## Description of the task
Copy each line containing "Migration" from the listing below.
[Opening Data section section]
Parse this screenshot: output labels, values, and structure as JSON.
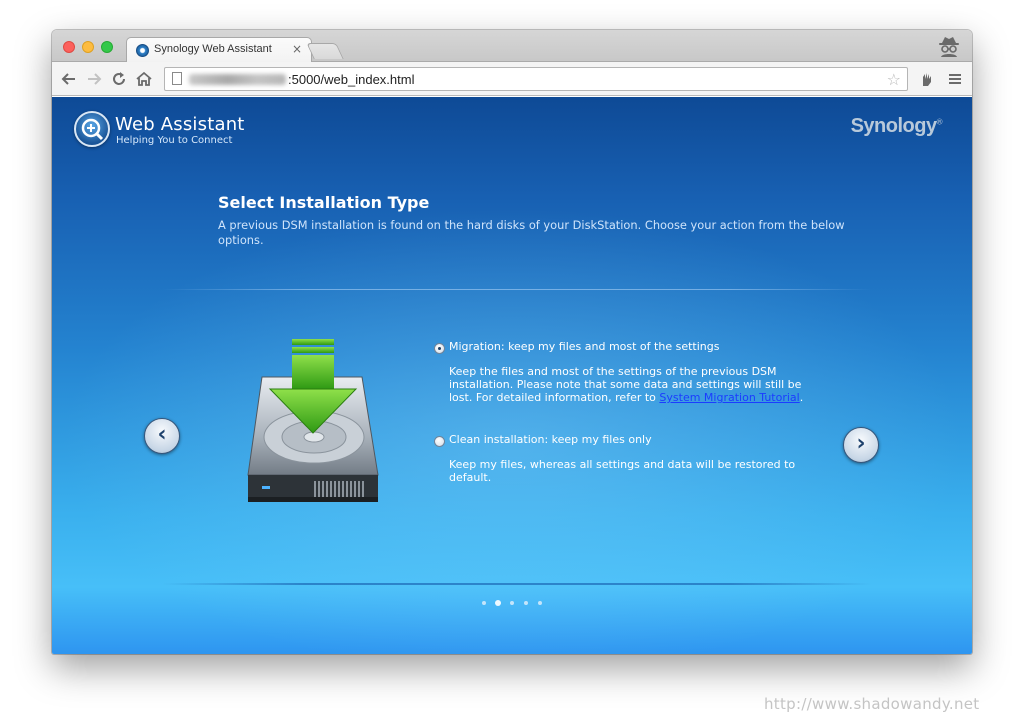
{
  "browser": {
    "tab_title": "Synology Web Assistant",
    "tab_close": "×",
    "url_visible": ":5000/web_index.html",
    "nav_icons": [
      "back-arrow-icon",
      "forward-arrow-icon",
      "reload-icon",
      "home-icon"
    ]
  },
  "header": {
    "title": "Web Assistant",
    "subtitle": "Helping You to Connect",
    "brand": "Synology"
  },
  "main": {
    "heading": "Select Installation Type",
    "description": "A previous DSM installation is found on the hard disks of your DiskStation. Choose your action from the below options."
  },
  "options": [
    {
      "label": "Migration: keep my files and most of the settings",
      "checked": true,
      "desc_before_link": "Keep the files and most of the settings of the previous DSM installation. Please note that some data and settings will still be lost. For detailed information, refer to ",
      "link_text": "System Migration Tutorial",
      "desc_after_link": "."
    },
    {
      "label": "Clean installation: keep my files only",
      "checked": false,
      "desc": "Keep my files, whereas all settings and data will be restored to default."
    }
  ],
  "carousel": {
    "total_steps": 5,
    "active_step": 2,
    "prev_label": "‹",
    "next_label": "›"
  },
  "watermark": "http://www.shadowandy.net",
  "colors": {
    "accent_green": "#5cc02c",
    "link": "#1b3cff",
    "bg_dark": "#0e4a96",
    "bg_light": "#47bff8"
  }
}
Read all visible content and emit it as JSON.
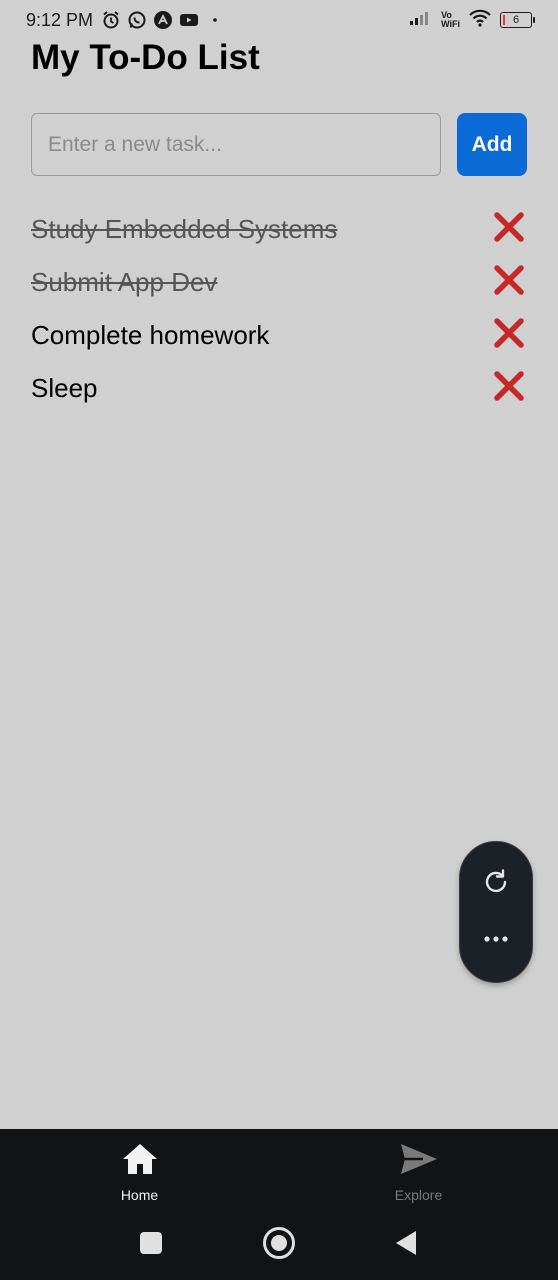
{
  "status_bar": {
    "time": "9:12 PM",
    "vowifi_top": "Vo",
    "vowifi_bottom": "WiFi",
    "battery": "6"
  },
  "header": {
    "title": "My To-Do List"
  },
  "new_task": {
    "placeholder": "Enter a new task...",
    "value": "",
    "add_label": "Add"
  },
  "tasks": [
    {
      "text": "Study Embedded Systems",
      "completed": true
    },
    {
      "text": "Submit App Dev",
      "completed": true
    },
    {
      "text": "Complete homework",
      "completed": false
    },
    {
      "text": "Sleep",
      "completed": false
    }
  ],
  "bottom_nav": {
    "items": [
      {
        "label": "Home",
        "icon": "home-icon",
        "active": true
      },
      {
        "label": "Explore",
        "icon": "send-icon",
        "active": false
      }
    ]
  },
  "colors": {
    "background": "#d0d0d0",
    "accent": "#0b6bd6",
    "delete": "#c62828",
    "nav_bg": "#111315"
  }
}
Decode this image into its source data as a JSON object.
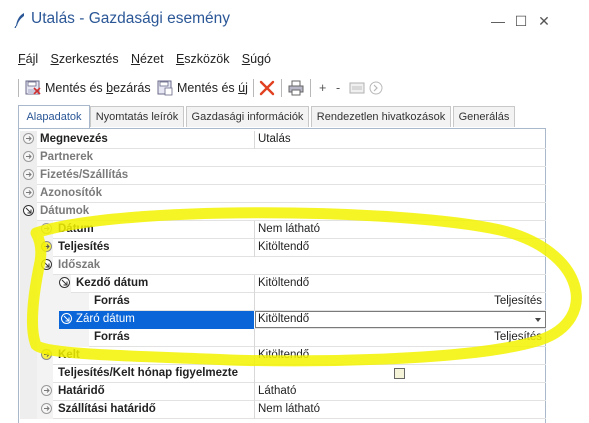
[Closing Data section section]
## Answer to the problem
      "label": "Migration: keep my files and most of the settings",
      "link_text": "System Migration Tutorial",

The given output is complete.